This study demonstrated that pre-existing health inequalities in ethnic minority communities were further exacerbated during COVID-19. Other studies within3 and beyond4 England also concur with the results of this study. In addition, studies on a previous pandemic—H1N1 influenza5 showed similar inequalities where there was less uptake of vaccines in the ethnic communities. These reports highlight that the existing system to support and facilitate healthcare access for the ethnic minority communities fell short, especially during surge capability scenarios. A range of interconnected factors including systemic, socioeconomic, accessibility and literacy might have contributed to the low vaccine uptake among the ethnic minority groups. Examples include strict requirements for vaccination appointments, locations of vaccination centres, a lack of vaccination information in languages other than English, and public health messaging disregarding cultural diversity. This points towards the need for community-engaged, culturally tailored and long-term health literacy initiatives6 for health promotion and preventive health issues such as low vaccine uptake.

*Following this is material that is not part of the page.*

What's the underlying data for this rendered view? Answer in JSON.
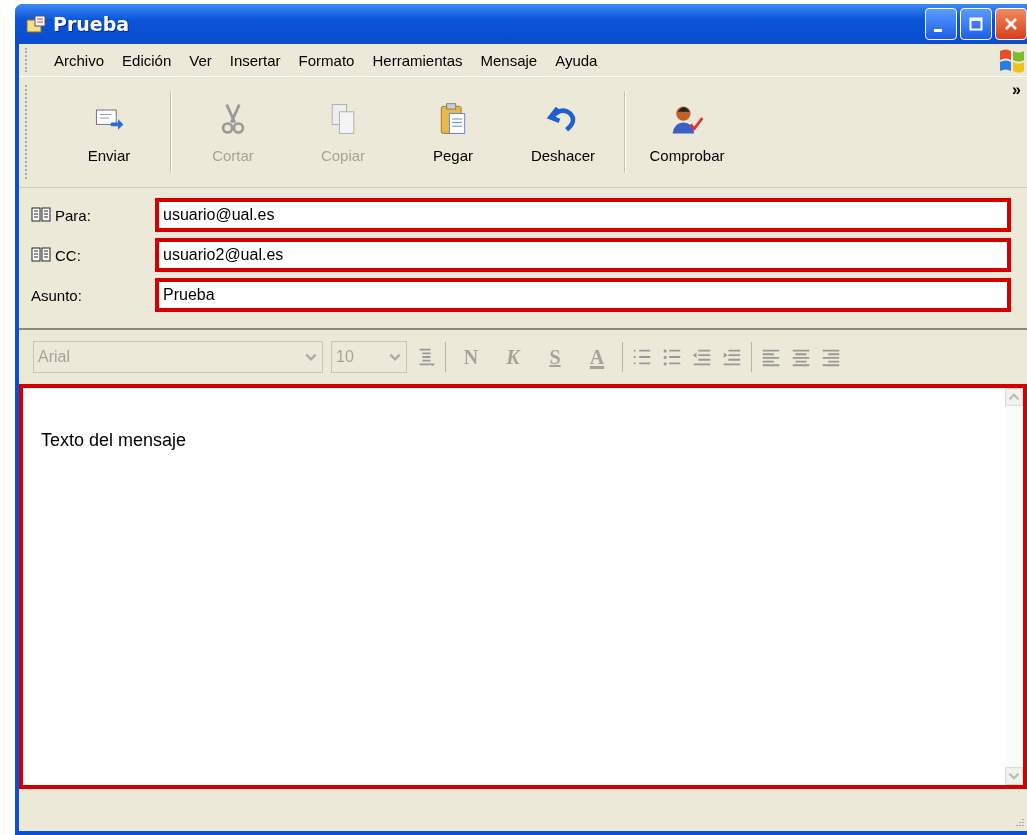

The authors of this study, being true to the core of the community-engaged research, ensured public and community involvement and engagement to inform their study design. They conducted online public discussion groups with diverse members of their community to plan the study and contextualise their findings on inequalities in vaccine uptake. These discussions also shaped their use of language, analytic approach and community engagement. For example, they made a decision not to refer to ‘vaccine hesitancy’ in their work as this term could lead to disengagement from critical dialogue.
Patient consent for publication
Funding There is no funding associated with this work.
Competing interests None declared.
Patient and public involvement statement Not applicable
Provenance and peer review Commissioned; externally peer reviewed.